Component data from apps and pages:
□ □ □ □ □

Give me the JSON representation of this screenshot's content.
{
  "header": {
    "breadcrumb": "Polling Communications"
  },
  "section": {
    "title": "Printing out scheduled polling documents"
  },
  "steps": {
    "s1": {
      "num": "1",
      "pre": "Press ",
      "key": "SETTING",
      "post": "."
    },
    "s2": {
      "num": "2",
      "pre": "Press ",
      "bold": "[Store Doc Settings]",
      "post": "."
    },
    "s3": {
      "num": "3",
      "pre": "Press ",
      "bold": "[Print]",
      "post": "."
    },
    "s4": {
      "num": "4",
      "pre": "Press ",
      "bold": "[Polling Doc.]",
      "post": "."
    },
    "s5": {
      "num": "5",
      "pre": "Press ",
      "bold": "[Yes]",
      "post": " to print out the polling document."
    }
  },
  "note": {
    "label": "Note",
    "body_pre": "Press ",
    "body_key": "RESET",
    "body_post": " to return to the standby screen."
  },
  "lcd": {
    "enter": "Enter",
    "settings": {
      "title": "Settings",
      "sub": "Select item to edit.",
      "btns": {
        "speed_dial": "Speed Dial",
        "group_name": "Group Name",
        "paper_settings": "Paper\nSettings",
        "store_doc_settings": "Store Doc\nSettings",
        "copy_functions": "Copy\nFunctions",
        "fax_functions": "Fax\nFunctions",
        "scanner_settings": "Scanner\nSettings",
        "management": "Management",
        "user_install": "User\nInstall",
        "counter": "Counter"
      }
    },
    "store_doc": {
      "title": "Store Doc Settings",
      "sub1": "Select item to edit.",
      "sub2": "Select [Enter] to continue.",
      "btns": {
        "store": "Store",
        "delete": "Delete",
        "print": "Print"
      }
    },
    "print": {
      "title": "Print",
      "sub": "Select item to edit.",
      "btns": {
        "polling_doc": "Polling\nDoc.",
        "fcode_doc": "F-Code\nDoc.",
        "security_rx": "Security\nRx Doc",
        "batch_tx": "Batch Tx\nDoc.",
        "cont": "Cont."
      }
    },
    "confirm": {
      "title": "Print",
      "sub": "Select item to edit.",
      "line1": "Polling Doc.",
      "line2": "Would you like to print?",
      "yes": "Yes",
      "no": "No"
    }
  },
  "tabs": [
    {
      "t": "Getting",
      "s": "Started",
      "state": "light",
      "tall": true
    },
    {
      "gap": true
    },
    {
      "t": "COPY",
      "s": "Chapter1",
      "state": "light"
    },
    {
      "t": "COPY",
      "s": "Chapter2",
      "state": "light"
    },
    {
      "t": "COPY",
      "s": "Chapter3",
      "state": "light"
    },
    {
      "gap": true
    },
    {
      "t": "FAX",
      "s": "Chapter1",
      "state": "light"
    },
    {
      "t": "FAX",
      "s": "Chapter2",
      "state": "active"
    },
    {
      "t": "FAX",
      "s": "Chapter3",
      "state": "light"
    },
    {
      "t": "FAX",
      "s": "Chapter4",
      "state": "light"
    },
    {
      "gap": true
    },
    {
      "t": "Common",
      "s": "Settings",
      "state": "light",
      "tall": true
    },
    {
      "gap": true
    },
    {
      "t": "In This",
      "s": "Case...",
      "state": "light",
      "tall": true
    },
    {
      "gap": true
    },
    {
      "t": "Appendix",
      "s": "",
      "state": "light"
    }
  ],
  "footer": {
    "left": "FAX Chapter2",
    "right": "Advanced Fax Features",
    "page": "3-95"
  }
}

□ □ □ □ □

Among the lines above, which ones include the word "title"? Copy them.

    "title": "Printing out scheduled polling documents"
      "title": "Settings",
      "title": "Store Doc Settings",
      "title": "Print",
      "title": "Print",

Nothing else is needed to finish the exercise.